(Records for the exercise)
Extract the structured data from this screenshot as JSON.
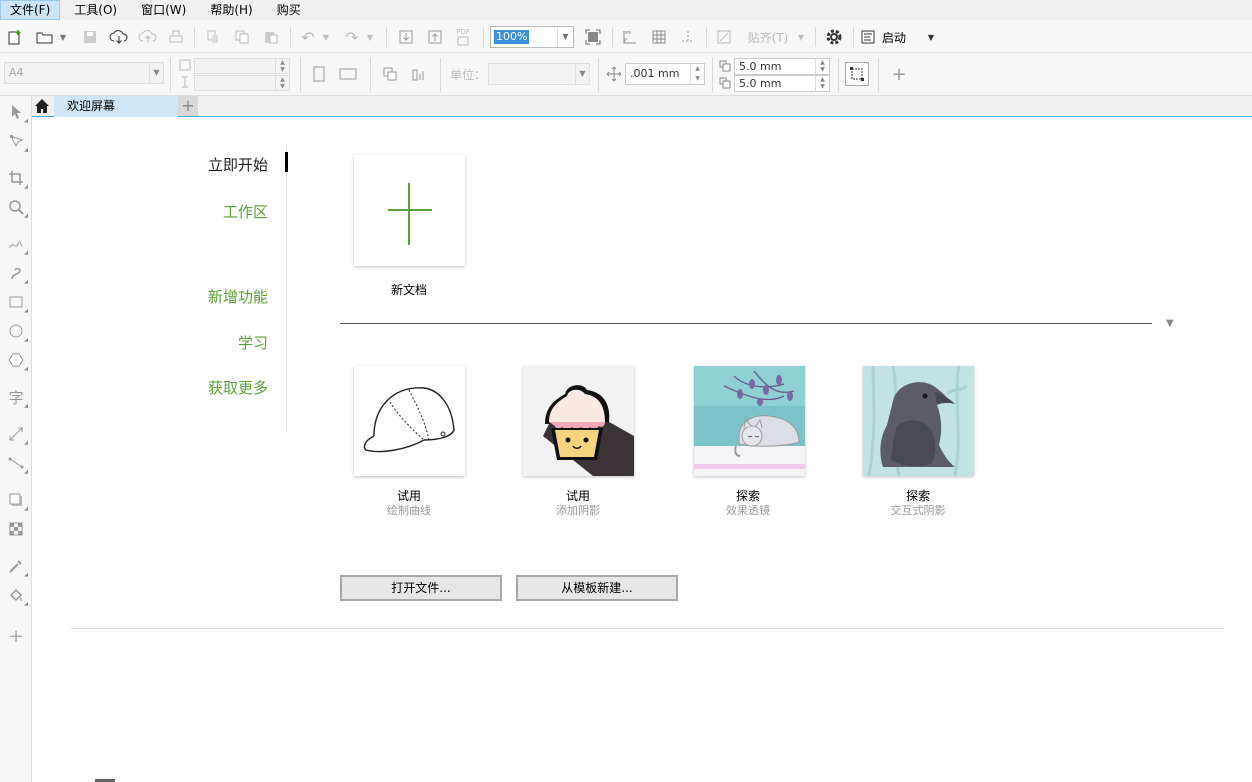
{
  "menu": [
    "文件(F)",
    "工具(O)",
    "窗口(W)",
    "帮助(H)",
    "购买"
  ],
  "toolbar": {
    "zoom_value": "100%",
    "snap_label": "贴齐(T)",
    "launch_label": "启动",
    "pdf_label": "PDF"
  },
  "propbar": {
    "page_size": "A4",
    "unit_label": "单位：",
    "nudge": ".001 mm",
    "dup_x": "5.0 mm",
    "dup_y": "5.0 mm"
  },
  "tabs": {
    "welcome": "欢迎屏幕"
  },
  "nav": {
    "items": [
      "立即开始",
      "工作区",
      "新增功能",
      "学习",
      "获取更多"
    ]
  },
  "new_document": {
    "label": "新文档"
  },
  "samples": [
    {
      "title": "试用",
      "subtitle": "绘制曲线",
      "icon": "baseball-cap"
    },
    {
      "title": "试用",
      "subtitle": "添加阴影",
      "icon": "cupcake"
    },
    {
      "title": "探索",
      "subtitle": "效果透镜",
      "icon": "sleeping-cat"
    },
    {
      "title": "探索",
      "subtitle": "交互式阴影",
      "icon": "raven"
    }
  ],
  "actions": {
    "open_file": "打开文件...",
    "new_from_template": "从模板新建..."
  },
  "colors": {
    "accent_green": "#5ea03a",
    "tab_active": "#cfe6f6",
    "tab_underline": "#3fa9d6",
    "zoom_highlight": "#3b8fdb"
  }
}
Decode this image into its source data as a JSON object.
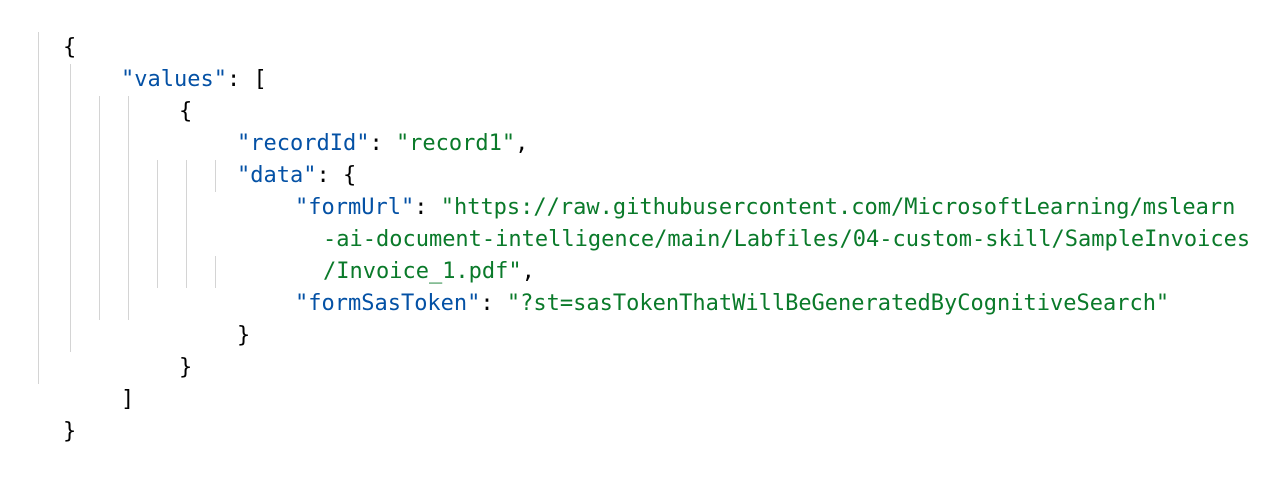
{
  "colors": {
    "key": "#0451a5",
    "string": "#0a7a2a",
    "punctuation": "#000000",
    "indent_guide": "#d4d4d4"
  },
  "code": {
    "open_root": "{",
    "values_key": "\"values\"",
    "values_sep": ": [",
    "open_record": "{",
    "recordId_key": "\"recordId\"",
    "recordId_sep": ": ",
    "recordId_value": "\"record1\"",
    "recordId_comma": ",",
    "data_key": "\"data\"",
    "data_sep": ": {",
    "formUrl_key": "\"formUrl\"",
    "formUrl_sep": ": ",
    "formUrl_value_line1": "\"https://raw.githubusercontent.com/MicrosoftLearning/mslearn",
    "formUrl_value_line2": "-ai-document-intelligence/main/Labfiles/04-custom-skill/SampleInvoices",
    "formUrl_value_line3": "/Invoice_1.pdf\"",
    "formUrl_comma": ",",
    "formSasToken_key": "\"formSasToken\"",
    "formSasToken_sep": ": ",
    "formSasToken_value": "\"?st=sasTokenThatWillBeGeneratedByCognitiveSearch\"",
    "close_data": "}",
    "close_record": "}",
    "close_values": "]",
    "close_root": "}"
  }
}
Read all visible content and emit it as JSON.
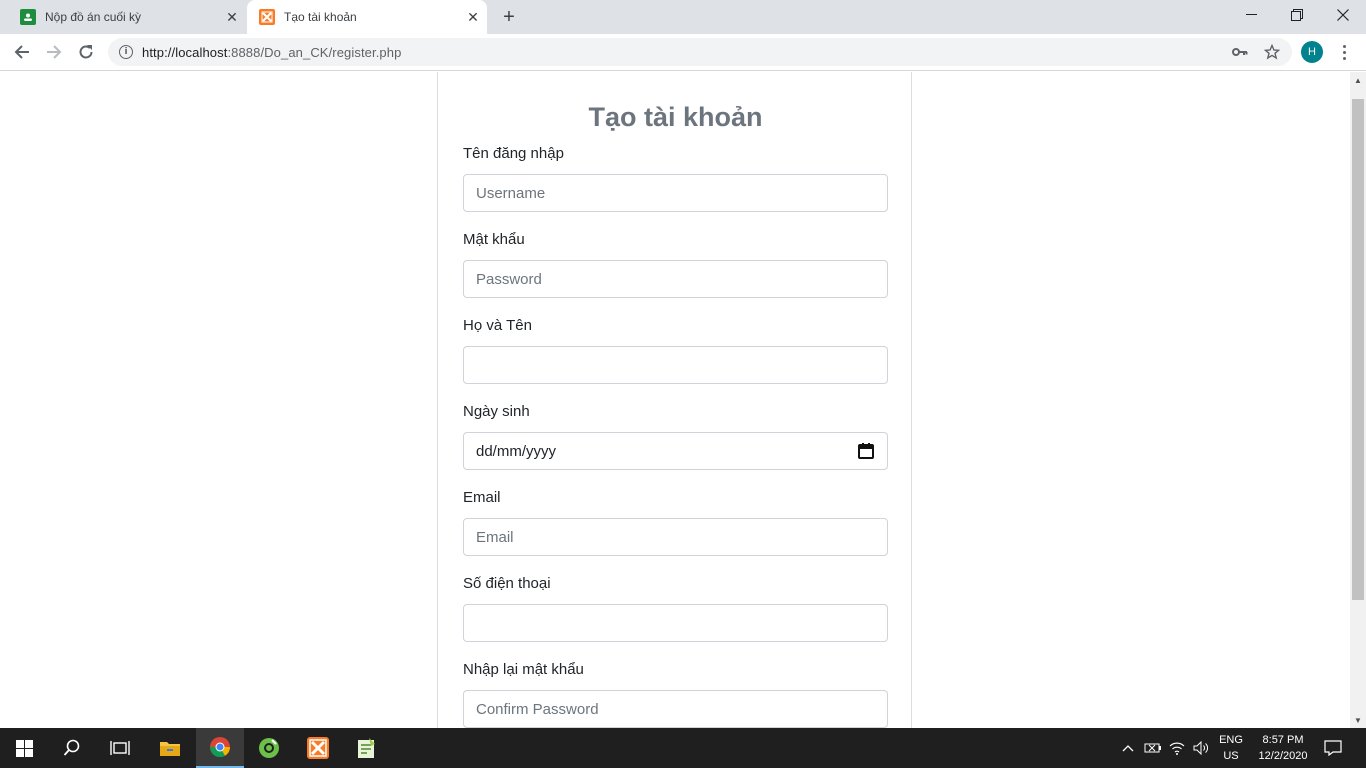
{
  "browser": {
    "tabs": [
      {
        "title": "Nộp đồ án cuối kỳ",
        "favicon": "google-classroom-icon",
        "active": false
      },
      {
        "title": "Tạo tài khoản",
        "favicon": "xampp-icon",
        "active": true
      }
    ],
    "url_host": "http://localhost",
    "url_rest": ":8888/Do_an_CK/register.php",
    "profile_initial": "H"
  },
  "page": {
    "heading": "Tạo tài khoản",
    "fields": {
      "username": {
        "label": "Tên đăng nhập",
        "placeholder": "Username",
        "value": ""
      },
      "password": {
        "label": "Mật khẩu",
        "placeholder": "Password",
        "value": ""
      },
      "fullname": {
        "label": "Họ và Tên",
        "placeholder": "",
        "value": ""
      },
      "birthday": {
        "label": "Ngày sinh",
        "value": "dd/mm/yyyy"
      },
      "email": {
        "label": "Email",
        "placeholder": "Email",
        "value": ""
      },
      "phone": {
        "label": "Số điện thoại",
        "placeholder": "",
        "value": ""
      },
      "confirm": {
        "label": "Nhập lại mật khẩu",
        "placeholder": "Confirm Password",
        "value": ""
      }
    }
  },
  "taskbar": {
    "apps": [
      "windows-start-icon",
      "search-icon",
      "task-view-icon",
      "file-explorer-icon",
      "chrome-icon",
      "coccoc-icon",
      "xampp-icon",
      "notepad-plus-plus-icon"
    ],
    "lang_line1": "ENG",
    "lang_line2": "US",
    "time": "8:57 PM",
    "date": "12/2/2020"
  },
  "colors": {
    "heading": "#6c757d",
    "avatar": "#00838f",
    "taskbar": "#1f1f1f"
  }
}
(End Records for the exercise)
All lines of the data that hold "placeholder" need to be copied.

● Reply:
        "placeholder": "Username",
        "placeholder": "Password",
        "placeholder": "",
        "placeholder": "Email",
        "placeholder": "",
        "placeholder": "Confirm Password",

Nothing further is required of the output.